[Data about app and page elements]
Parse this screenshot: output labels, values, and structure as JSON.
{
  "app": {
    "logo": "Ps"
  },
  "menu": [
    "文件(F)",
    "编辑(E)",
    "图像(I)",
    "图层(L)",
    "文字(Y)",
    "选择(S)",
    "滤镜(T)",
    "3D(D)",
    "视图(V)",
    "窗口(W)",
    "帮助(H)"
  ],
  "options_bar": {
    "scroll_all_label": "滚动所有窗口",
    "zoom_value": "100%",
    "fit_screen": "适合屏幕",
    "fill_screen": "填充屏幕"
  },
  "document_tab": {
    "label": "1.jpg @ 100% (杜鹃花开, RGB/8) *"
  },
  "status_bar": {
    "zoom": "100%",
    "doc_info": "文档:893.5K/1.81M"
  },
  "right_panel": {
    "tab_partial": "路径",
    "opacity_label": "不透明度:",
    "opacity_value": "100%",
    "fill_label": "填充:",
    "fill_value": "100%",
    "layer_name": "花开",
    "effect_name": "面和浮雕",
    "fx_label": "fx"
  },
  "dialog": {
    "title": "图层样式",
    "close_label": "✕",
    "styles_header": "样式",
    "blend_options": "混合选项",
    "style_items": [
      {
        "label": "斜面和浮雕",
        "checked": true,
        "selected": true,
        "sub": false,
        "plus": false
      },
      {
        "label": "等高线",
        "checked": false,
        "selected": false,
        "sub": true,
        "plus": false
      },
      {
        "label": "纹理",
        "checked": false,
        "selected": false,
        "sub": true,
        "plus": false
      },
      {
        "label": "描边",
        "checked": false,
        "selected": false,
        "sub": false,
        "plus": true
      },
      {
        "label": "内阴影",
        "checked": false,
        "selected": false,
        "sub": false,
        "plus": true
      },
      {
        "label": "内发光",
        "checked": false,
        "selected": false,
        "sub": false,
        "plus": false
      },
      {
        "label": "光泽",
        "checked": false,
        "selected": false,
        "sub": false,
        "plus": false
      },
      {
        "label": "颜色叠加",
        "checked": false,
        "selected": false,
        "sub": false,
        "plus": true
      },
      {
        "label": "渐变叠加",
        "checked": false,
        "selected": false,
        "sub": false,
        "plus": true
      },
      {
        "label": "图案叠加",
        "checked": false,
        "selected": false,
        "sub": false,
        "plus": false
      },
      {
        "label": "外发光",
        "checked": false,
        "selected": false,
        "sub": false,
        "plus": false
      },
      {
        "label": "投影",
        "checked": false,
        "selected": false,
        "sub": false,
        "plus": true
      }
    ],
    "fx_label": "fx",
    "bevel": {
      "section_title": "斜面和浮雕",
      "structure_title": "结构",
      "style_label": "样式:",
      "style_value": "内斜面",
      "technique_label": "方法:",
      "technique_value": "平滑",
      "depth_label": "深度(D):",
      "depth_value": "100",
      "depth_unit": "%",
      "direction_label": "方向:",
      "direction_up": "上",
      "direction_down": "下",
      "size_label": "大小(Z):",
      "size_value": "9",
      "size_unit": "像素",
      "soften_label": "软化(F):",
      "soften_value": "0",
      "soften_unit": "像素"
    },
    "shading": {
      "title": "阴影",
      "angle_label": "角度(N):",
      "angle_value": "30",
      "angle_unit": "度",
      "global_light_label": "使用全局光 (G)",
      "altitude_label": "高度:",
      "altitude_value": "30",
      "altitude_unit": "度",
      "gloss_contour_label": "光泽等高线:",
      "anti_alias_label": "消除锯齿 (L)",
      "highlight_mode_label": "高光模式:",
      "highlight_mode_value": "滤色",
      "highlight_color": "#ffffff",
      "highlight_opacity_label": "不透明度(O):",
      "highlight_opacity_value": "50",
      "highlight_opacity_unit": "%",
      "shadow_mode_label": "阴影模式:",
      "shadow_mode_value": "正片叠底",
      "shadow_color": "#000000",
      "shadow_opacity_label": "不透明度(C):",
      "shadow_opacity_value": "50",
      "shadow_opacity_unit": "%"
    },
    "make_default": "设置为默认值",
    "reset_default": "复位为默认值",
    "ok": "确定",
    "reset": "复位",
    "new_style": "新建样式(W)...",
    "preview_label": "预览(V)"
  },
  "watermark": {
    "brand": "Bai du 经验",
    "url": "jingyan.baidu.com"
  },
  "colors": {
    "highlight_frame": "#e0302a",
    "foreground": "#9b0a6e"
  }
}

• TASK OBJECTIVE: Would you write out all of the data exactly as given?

• RESULT FOR THIS TASK:
Parse this screenshot: output labels, values, and structure as JSON.
{
  "app": {
    "logo": "Ps"
  },
  "menu": [
    "文件(F)",
    "编辑(E)",
    "图像(I)",
    "图层(L)",
    "文字(Y)",
    "选择(S)",
    "滤镜(T)",
    "3D(D)",
    "视图(V)",
    "窗口(W)",
    "帮助(H)"
  ],
  "options_bar": {
    "scroll_all_label": "滚动所有窗口",
    "zoom_value": "100%",
    "fit_screen": "适合屏幕",
    "fill_screen": "填充屏幕"
  },
  "document_tab": {
    "label": "1.jpg @ 100% (杜鹃花开, RGB/8) *"
  },
  "status_bar": {
    "zoom": "100%",
    "doc_info": "文档:893.5K/1.81M"
  },
  "right_panel": {
    "tab_partial": "路径",
    "opacity_label": "不透明度:",
    "opacity_value": "100%",
    "fill_label": "填充:",
    "fill_value": "100%",
    "layer_name": "花开",
    "effect_name": "面和浮雕",
    "fx_label": "fx"
  },
  "dialog": {
    "title": "图层样式",
    "close_label": "✕",
    "styles_header": "样式",
    "blend_options": "混合选项",
    "style_items": [
      {
        "label": "斜面和浮雕",
        "checked": true,
        "selected": true,
        "sub": false,
        "plus": false
      },
      {
        "label": "等高线",
        "checked": false,
        "selected": false,
        "sub": true,
        "plus": false
      },
      {
        "label": "纹理",
        "checked": false,
        "selected": false,
        "sub": true,
        "plus": false
      },
      {
        "label": "描边",
        "checked": false,
        "selected": false,
        "sub": false,
        "plus": true
      },
      {
        "label": "内阴影",
        "checked": false,
        "selected": false,
        "sub": false,
        "plus": true
      },
      {
        "label": "内发光",
        "checked": false,
        "selected": false,
        "sub": false,
        "plus": false
      },
      {
        "label": "光泽",
        "checked": false,
        "selected": false,
        "sub": false,
        "plus": false
      },
      {
        "label": "颜色叠加",
        "checked": false,
        "selected": false,
        "sub": false,
        "plus": true
      },
      {
        "label": "渐变叠加",
        "checked": false,
        "selected": false,
        "sub": false,
        "plus": true
      },
      {
        "label": "图案叠加",
        "checked": false,
        "selected": false,
        "sub": false,
        "plus": false
      },
      {
        "label": "外发光",
        "checked": false,
        "selected": false,
        "sub": false,
        "plus": false
      },
      {
        "label": "投影",
        "checked": false,
        "selected": false,
        "sub": false,
        "plus": true
      }
    ],
    "fx_label": "fx",
    "bevel": {
      "section_title": "斜面和浮雕",
      "structure_title": "结构",
      "style_label": "样式:",
      "style_value": "内斜面",
      "technique_label": "方法:",
      "technique_value": "平滑",
      "depth_label": "深度(D):",
      "depth_value": "100",
      "depth_unit": "%",
      "direction_label": "方向:",
      "direction_up": "上",
      "direction_down": "下",
      "size_label": "大小(Z):",
      "size_value": "9",
      "size_unit": "像素",
      "soften_label": "软化(F):",
      "soften_value": "0",
      "soften_unit": "像素"
    },
    "shading": {
      "title": "阴影",
      "angle_label": "角度(N):",
      "angle_value": "30",
      "angle_unit": "度",
      "global_light_label": "使用全局光 (G)",
      "altitude_label": "高度:",
      "altitude_value": "30",
      "altitude_unit": "度",
      "gloss_contour_label": "光泽等高线:",
      "anti_alias_label": "消除锯齿 (L)",
      "highlight_mode_label": "高光模式:",
      "highlight_mode_value": "滤色",
      "highlight_color": "#ffffff",
      "highlight_opacity_label": "不透明度(O):",
      "highlight_opacity_value": "50",
      "highlight_opacity_unit": "%",
      "shadow_mode_label": "阴影模式:",
      "shadow_mode_value": "正片叠底",
      "shadow_color": "#000000",
      "shadow_opacity_label": "不透明度(C):",
      "shadow_opacity_value": "50",
      "shadow_opacity_unit": "%"
    },
    "make_default": "设置为默认值",
    "reset_default": "复位为默认值",
    "ok": "确定",
    "reset": "复位",
    "new_style": "新建样式(W)...",
    "preview_label": "预览(V)"
  },
  "watermark": {
    "brand": "Bai du 经验",
    "url": "jingyan.baidu.com"
  },
  "colors": {
    "highlight_frame": "#e0302a",
    "foreground": "#9b0a6e"
  }
}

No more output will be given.